Installation was fairly straight forward following this video.
The only change to the process, which they note at the beginning, is how you mount the intercooler.
For me this was the only complication I had with the install. My wrenches were not thin enough to get around the bolt on the inside of the crash bar. What I ended up doing was drilling the holes taller so I could get the wrench under the bolt.
Many people in our club purchased this intercooler and did not have this issue. I am noting this as it’s a possibility you could have this issue, but it does not seem common. If you do have to drill, drill slowly and use a titanium bit.
Without any issues the install takes about an hour.
Driving and other Impressions:
When installing it you can see the craftsmanship and build quality is very high. Comparing the stock to this one makes the stock one seem like it’s made of cardboard; which is probably why you can heat soak very quickly.
Driving around I noticed a huge difference in my charge temps. Whether, driving hard or stuck in traffic, I would be around +2-5 degrees above ambient. Going wide open throttle(WOT) from low RPM to redline I would notice a slightly larger rise, up to maybe +15, but that would drop back down quickly once off the throttle. In a comparison test, I did a 4th gear datalog pull on my stock FMIC. It was 85 degrees out, at night, and about 65% humidity. By the time I hit 7000 RPM my charge temps were up to 147 degrees. The next day I did another datalog on the same section of road. The temperature was again 85 but the humidity was slightly lower at 60%. By the end of my run my charge temps were at 94 degrees. Note that I also had upgraded Hot and Cold Charge pipes from MBRB as I did the installs together.
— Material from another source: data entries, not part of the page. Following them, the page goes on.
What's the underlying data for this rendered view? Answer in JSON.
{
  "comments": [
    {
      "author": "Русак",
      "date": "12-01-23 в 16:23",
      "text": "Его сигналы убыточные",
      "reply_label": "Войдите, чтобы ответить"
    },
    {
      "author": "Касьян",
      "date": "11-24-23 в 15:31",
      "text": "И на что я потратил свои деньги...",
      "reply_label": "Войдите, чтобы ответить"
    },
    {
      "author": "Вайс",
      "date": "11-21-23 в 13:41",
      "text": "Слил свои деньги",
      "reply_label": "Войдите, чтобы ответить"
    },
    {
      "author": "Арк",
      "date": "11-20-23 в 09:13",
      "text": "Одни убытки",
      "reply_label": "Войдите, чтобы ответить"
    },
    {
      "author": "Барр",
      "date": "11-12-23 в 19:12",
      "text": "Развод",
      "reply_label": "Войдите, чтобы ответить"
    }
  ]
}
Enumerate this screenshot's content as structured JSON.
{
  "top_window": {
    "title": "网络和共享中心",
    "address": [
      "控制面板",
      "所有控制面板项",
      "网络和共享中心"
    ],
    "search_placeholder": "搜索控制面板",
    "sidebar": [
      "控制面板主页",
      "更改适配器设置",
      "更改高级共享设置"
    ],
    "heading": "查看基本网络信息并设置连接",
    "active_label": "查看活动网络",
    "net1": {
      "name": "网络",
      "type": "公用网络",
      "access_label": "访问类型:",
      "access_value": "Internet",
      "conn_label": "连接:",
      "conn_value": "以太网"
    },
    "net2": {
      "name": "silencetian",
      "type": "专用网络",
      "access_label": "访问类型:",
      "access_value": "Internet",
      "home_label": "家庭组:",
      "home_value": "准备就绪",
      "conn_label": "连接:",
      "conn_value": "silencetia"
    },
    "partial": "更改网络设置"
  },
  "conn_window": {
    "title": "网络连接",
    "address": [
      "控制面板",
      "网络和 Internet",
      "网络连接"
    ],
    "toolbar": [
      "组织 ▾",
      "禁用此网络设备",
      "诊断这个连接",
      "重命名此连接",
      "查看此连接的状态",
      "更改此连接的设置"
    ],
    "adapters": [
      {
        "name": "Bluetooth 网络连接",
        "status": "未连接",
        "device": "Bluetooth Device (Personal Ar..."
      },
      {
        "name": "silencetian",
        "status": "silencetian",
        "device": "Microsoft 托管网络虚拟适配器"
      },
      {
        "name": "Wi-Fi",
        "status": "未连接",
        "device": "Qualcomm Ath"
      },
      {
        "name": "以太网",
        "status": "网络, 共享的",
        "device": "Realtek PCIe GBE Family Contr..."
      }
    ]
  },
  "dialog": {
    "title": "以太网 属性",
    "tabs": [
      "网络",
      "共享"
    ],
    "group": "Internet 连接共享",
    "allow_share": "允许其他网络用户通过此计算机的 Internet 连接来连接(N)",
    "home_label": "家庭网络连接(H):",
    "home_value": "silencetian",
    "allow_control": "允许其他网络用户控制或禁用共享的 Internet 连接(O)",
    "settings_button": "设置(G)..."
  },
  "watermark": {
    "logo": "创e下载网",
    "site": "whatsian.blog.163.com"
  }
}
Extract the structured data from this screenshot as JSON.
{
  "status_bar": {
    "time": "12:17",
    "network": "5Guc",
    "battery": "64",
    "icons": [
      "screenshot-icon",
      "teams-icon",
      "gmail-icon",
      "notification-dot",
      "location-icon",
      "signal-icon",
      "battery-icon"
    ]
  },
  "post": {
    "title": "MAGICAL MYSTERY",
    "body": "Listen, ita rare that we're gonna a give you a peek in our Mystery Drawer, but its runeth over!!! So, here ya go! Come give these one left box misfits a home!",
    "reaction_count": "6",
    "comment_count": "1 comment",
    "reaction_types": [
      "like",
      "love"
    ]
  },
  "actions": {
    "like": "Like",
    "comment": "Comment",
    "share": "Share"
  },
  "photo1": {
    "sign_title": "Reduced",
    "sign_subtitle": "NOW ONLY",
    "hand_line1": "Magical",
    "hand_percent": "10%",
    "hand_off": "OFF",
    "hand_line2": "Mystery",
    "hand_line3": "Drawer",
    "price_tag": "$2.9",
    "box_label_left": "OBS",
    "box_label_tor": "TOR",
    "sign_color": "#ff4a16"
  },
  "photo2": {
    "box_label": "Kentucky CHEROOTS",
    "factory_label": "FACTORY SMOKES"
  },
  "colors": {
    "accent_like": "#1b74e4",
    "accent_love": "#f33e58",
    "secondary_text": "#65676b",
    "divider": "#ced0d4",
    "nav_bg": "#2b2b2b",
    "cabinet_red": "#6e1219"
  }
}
So some of the temp drop can be attributed to the new pipes, regardless, this is a huge improvement over stock. I didn’t even have my tune adjusted for the FMIC.
I have driven the car hard for hours at a time and other times doing up to 14 autocross runs in a day and have yet to experience heat soak. Some intercoolers have an issue where they are so big, that by the time the air gets to the throttle body they have lost a good amount of psi. This is not the case with the Levels FMIC, from my logs I have only dropped maybe a quarter to half psi, which I can get adjusted in my tune as I’m only at 23 psi currently.
I would highly recommend this FMIC on both the price, build quality and performance.